Guns – While the NRA works to increase the availability of guns, even for criminals and the mentally ill, manufacturers make guns ever more lethal.

Education – Thanks to conservatives, public education is underfunded and teachers are woefully underpaid. Enough said.

Science – Many now claim that evolution is merely a theory. But so is gravity! Of course, these people also deny man’s affect on climate change. (See education.)

Religious Intolerance – Islam is not the only religion with extremists. The intolerance of all religions seems to be growing.

Anger and Pettiness – Within 20 years of the end of the Fairness Doctrine, 91 percent of talk radio was conservative…mean, angry, venomous Rush Limbaugh-style conservative… and it’s getting worse. (See Tea Party)

War – There’s no denying it. The US absolutely LOVES war. We glorify soldiers and their war machines with military-style ceremonies and flyovers at nearly every large event. And we spend hundreds of billions on “defense” to build bigger, badder war toys.

Iraq – Iraq cost us trillions of dollars and thousands of lives. The result of our sacrifices is that we have turned Iraq into a vassal state of radical Iran.

Afghanistan – Despite setting a deadline for withdrawal, there is no clear outcome for this war. We may leave the country no better off than it was when we arrived.

Syria – Yet another opportunity to dive into a war with no real reason or plan. But it is a war and some of our politicians don’t want to be left out.

War on Drugs – This “war” may have ruined more lives than the drugs themselves. It disproportionately affects minorities, filling our prisons to overflowing. Indeed, we have a larger prison population than any other nation.

Militarization of Police – As our soldiers return from war, they’re increasingly hired by police departments. As a result, police become ever more militarized…with assault weapons and assault vehicles…and further removed from ordinary citizens.

Journalism – In the 1980’s, TV networks began measuring the success of their news organizations by ratings which instantly sensationalized the news and created the “sound bite.”  Worse, most news groups have lost their independence as they were gobbled up by conglomerates.

With all this, it’s difficult to be optimistic about the future, but the pendulum may soon swing the other way.

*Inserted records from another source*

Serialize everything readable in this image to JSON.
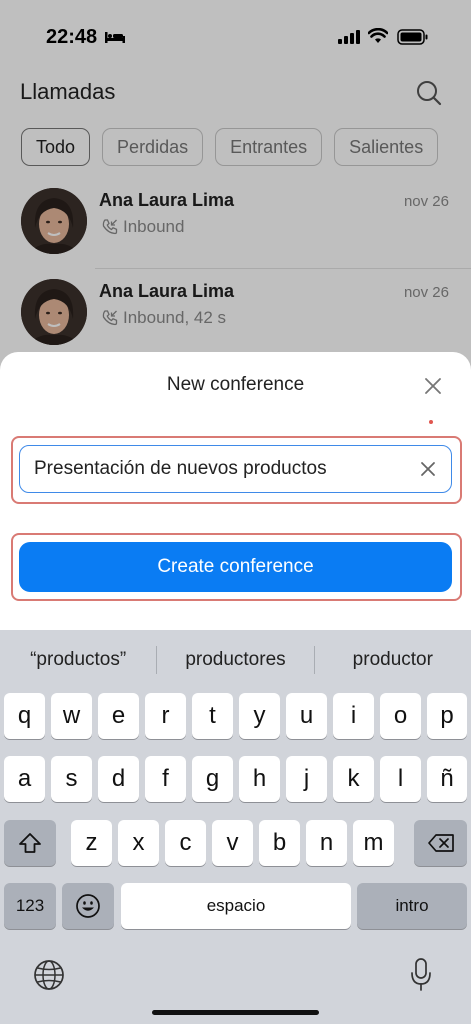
{
  "status_bar": {
    "time": "22:48"
  },
  "header": {
    "title": "Llamadas"
  },
  "filters": [
    "Todo",
    "Perdidas",
    "Entrantes",
    "Salientes"
  ],
  "calls": [
    {
      "name": "Ana Laura Lima",
      "detail": "Inbound",
      "date": "nov 26"
    },
    {
      "name": "Ana Laura Lima",
      "detail": "Inbound, 42 s",
      "date": "nov 26"
    }
  ],
  "sheet": {
    "title": "New conference",
    "input_value": "Presentación de nuevos productos",
    "create_label": "Create conference"
  },
  "keyboard": {
    "suggestions": [
      "“productos”",
      "productores",
      "productor"
    ],
    "row1": [
      "q",
      "w",
      "e",
      "r",
      "t",
      "y",
      "u",
      "i",
      "o",
      "p"
    ],
    "row2": [
      "a",
      "s",
      "d",
      "f",
      "g",
      "h",
      "j",
      "k",
      "l",
      "ñ"
    ],
    "row3": [
      "z",
      "x",
      "c",
      "v",
      "b",
      "n",
      "m"
    ],
    "numbers_label": "123",
    "space_label": "espacio",
    "return_label": "intro"
  },
  "colors": {
    "accent": "#0a7cf3",
    "highlight": "#d97a74"
  }
}
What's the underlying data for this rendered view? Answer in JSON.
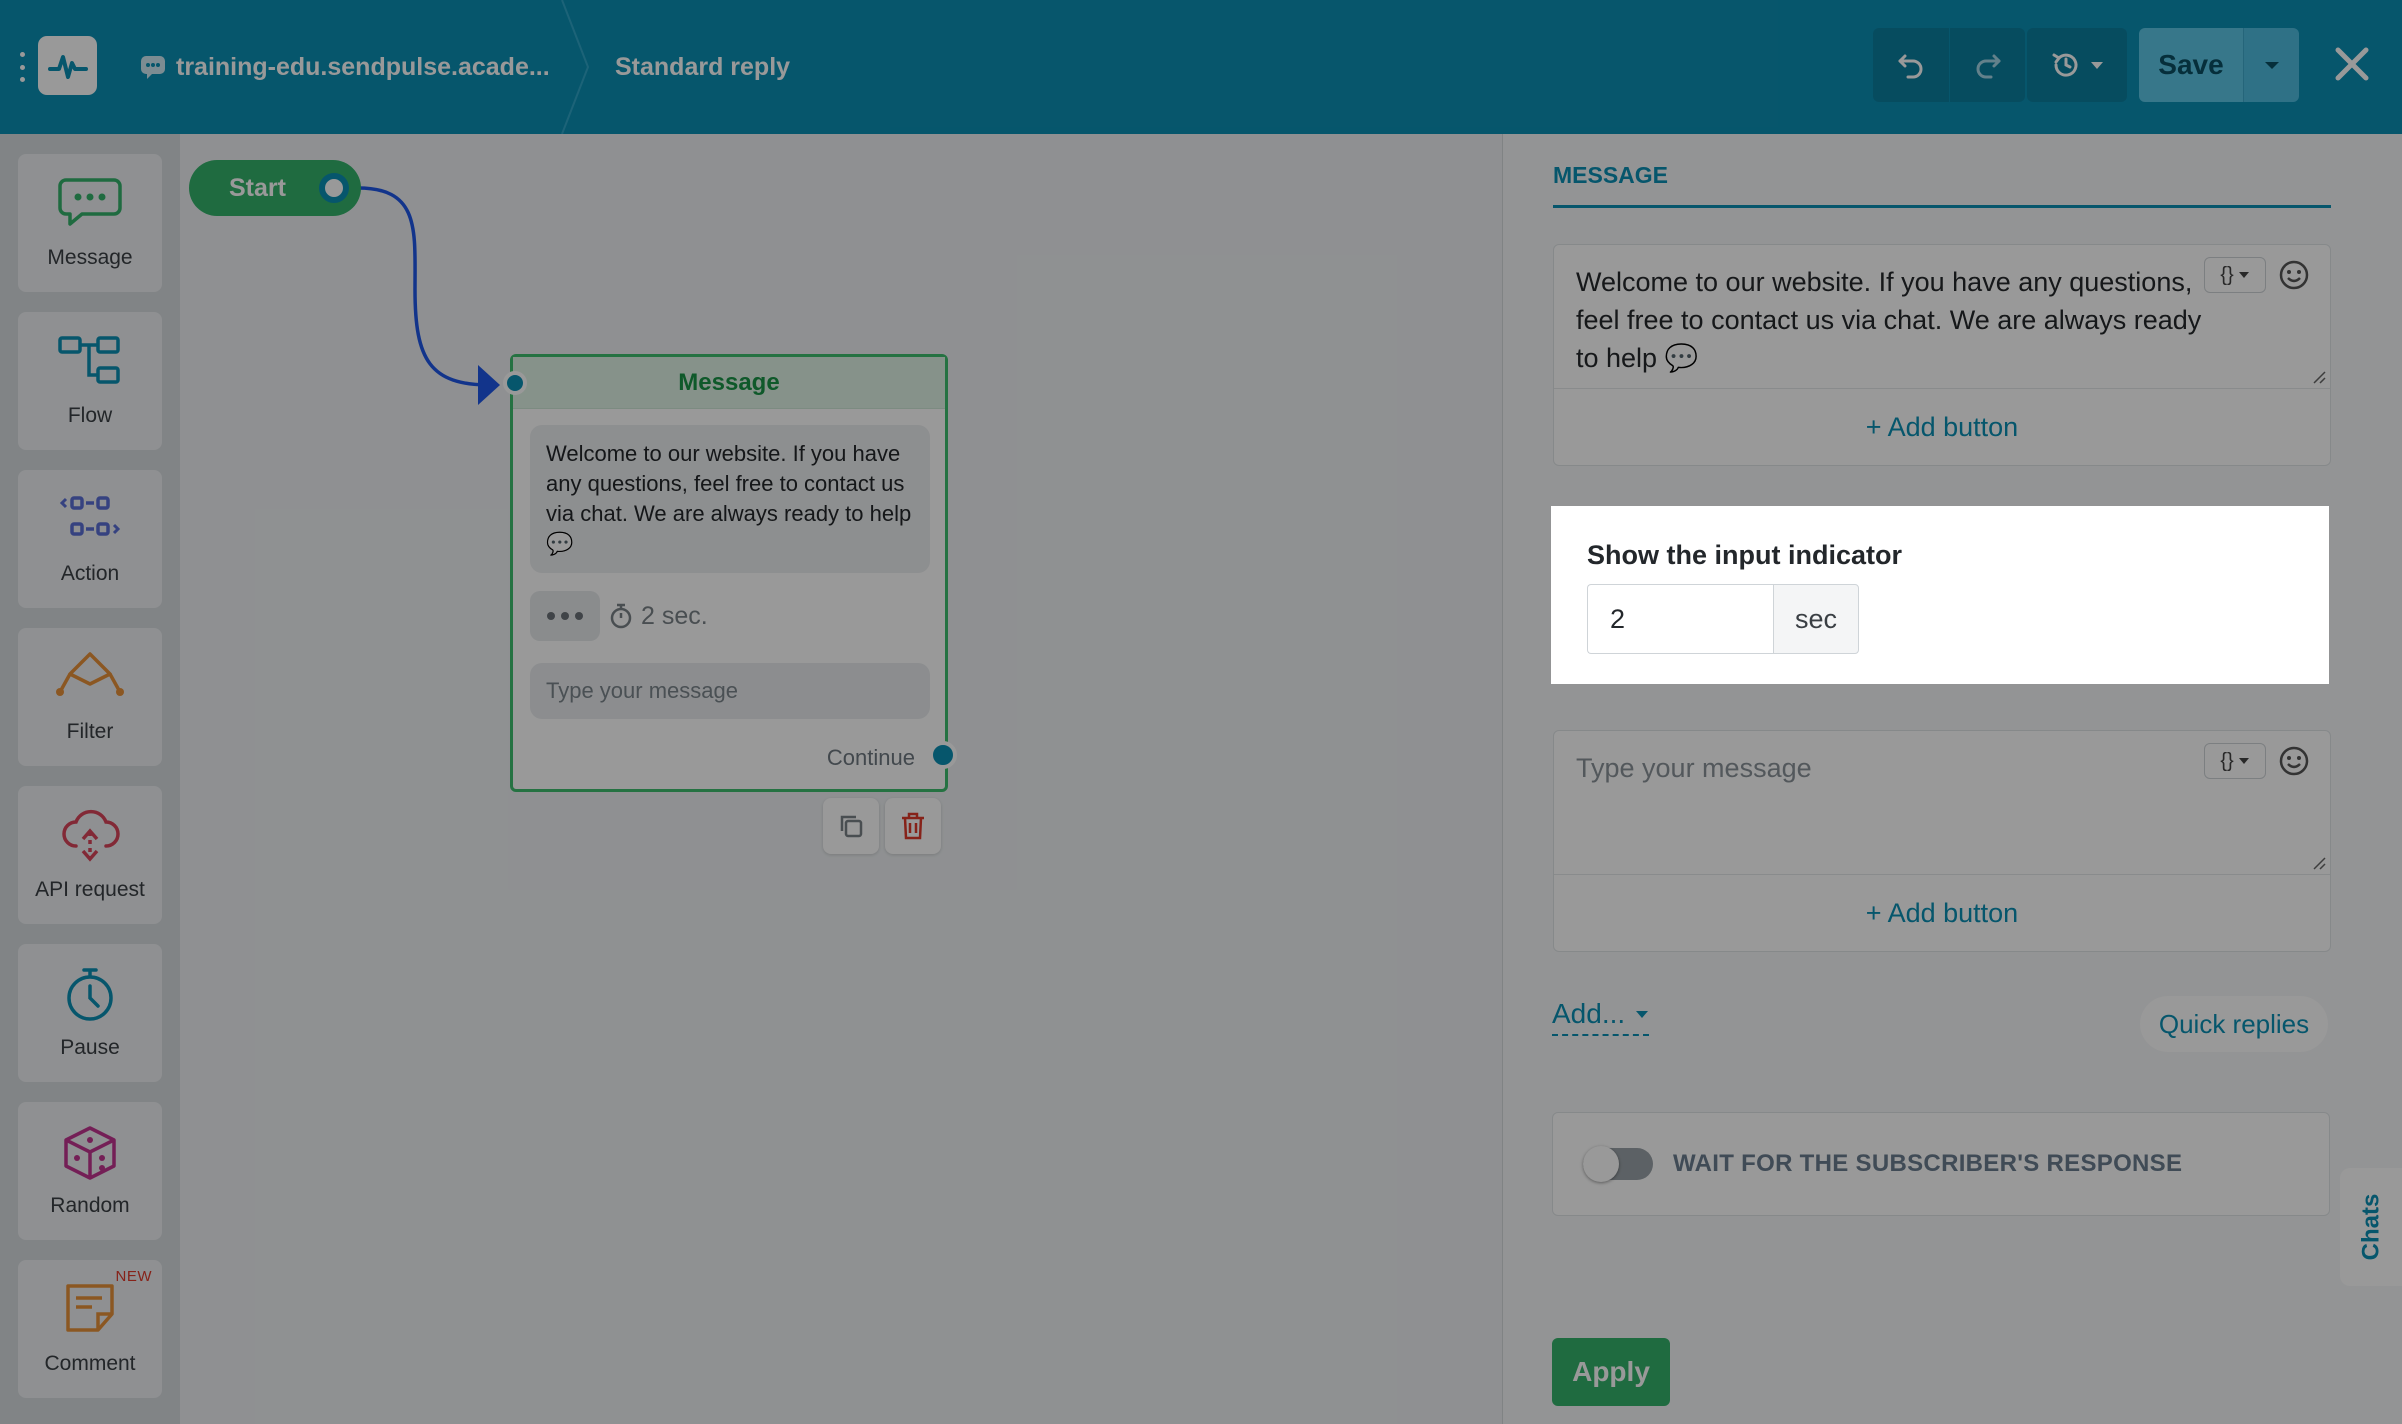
{
  "header": {
    "site_name": "training-edu.sendpulse.acade...",
    "flow_name": "Standard reply",
    "save_label": "Save",
    "icons": [
      "menu-dots-icon",
      "logo-pulse-icon",
      "chat-icon",
      "undo-icon",
      "redo-icon",
      "history-icon",
      "caret-down-icon",
      "close-icon"
    ]
  },
  "sidebar": {
    "items": [
      {
        "label": "Message",
        "icon": "message-icon",
        "color": "#34b36b"
      },
      {
        "label": "Flow",
        "icon": "flow-icon",
        "color": "#0b8fb4"
      },
      {
        "label": "Action",
        "icon": "action-icon",
        "color": "#5a6fd6"
      },
      {
        "label": "Filter",
        "icon": "filter-icon",
        "color": "#e8923a"
      },
      {
        "label": "API request",
        "icon": "api-request-icon",
        "color": "#d9455b"
      },
      {
        "label": "Pause",
        "icon": "pause-clock-icon",
        "color": "#0b8fb4"
      },
      {
        "label": "Random",
        "icon": "random-dice-icon",
        "color": "#c2348f"
      },
      {
        "label": "Comment",
        "icon": "comment-icon",
        "color": "#e8923a",
        "badge": "NEW"
      }
    ]
  },
  "canvas": {
    "start_label": "Start",
    "node": {
      "title": "Message",
      "text": "Welcome to our website. If you have any questions, feel free to contact us via chat. We are always ready to help 💬",
      "delay": "2 sec.",
      "input_placeholder": "Type your message",
      "continue_label": "Continue"
    }
  },
  "panel": {
    "tab": "MESSAGE",
    "message1": "Welcome to our website. If you have any questions, feel free to contact us via chat. We are always ready to help 💬",
    "add_button": "+ Add button",
    "indicator_title": "Show the input indicator",
    "indicator_value": "2",
    "indicator_unit": "sec",
    "message2_placeholder": "Type your message",
    "add_menu": "Add...",
    "quick_replies": "Quick replies",
    "wait_label": "WAIT FOR THE SUBSCRIBER'S RESPONSE",
    "wait_enabled": false,
    "apply": "Apply",
    "chats": "Chats",
    "var_button": "{}"
  },
  "colors": {
    "brand": "#0b8fb4",
    "success": "#34b36b"
  }
}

I hope so.

Let’s Sit This War Out.

By my calculations, the US has been at war all but 33 years of our existence. And that doesn’t even include many of the “police” actions and minor intrusions into other nations.

Now many in Congress are beating the war drums again. They want us to do more to help depose Syria’s al-Assad by creating a no-fly zone and providing even more weapons to the rebels. But which rebels? Al Qaeda? Hezbollah? Those who cut out the hearts of their enemies and dined on them?

Fact is, there are some very bad actors involved in the Syrian killing fields, including President al-Assad’s forces. Moreover, Russia has decided to support al-Assad by providing more sophisticated weapons, including ground-to-air missiles.

Do we want to provoke a conflict with Russia? With neighboring Iran? Do we want to embroil the entire region in the conflict? Do we want to sacrifice the lives of even more of our soldiers? Do we want to pour billions more of our taxpayers’ money down a Middle Eastern rat hole? I think not.

It’s not cowardice to refuse to fight a war that lacks a clear objective and a predictable outcome.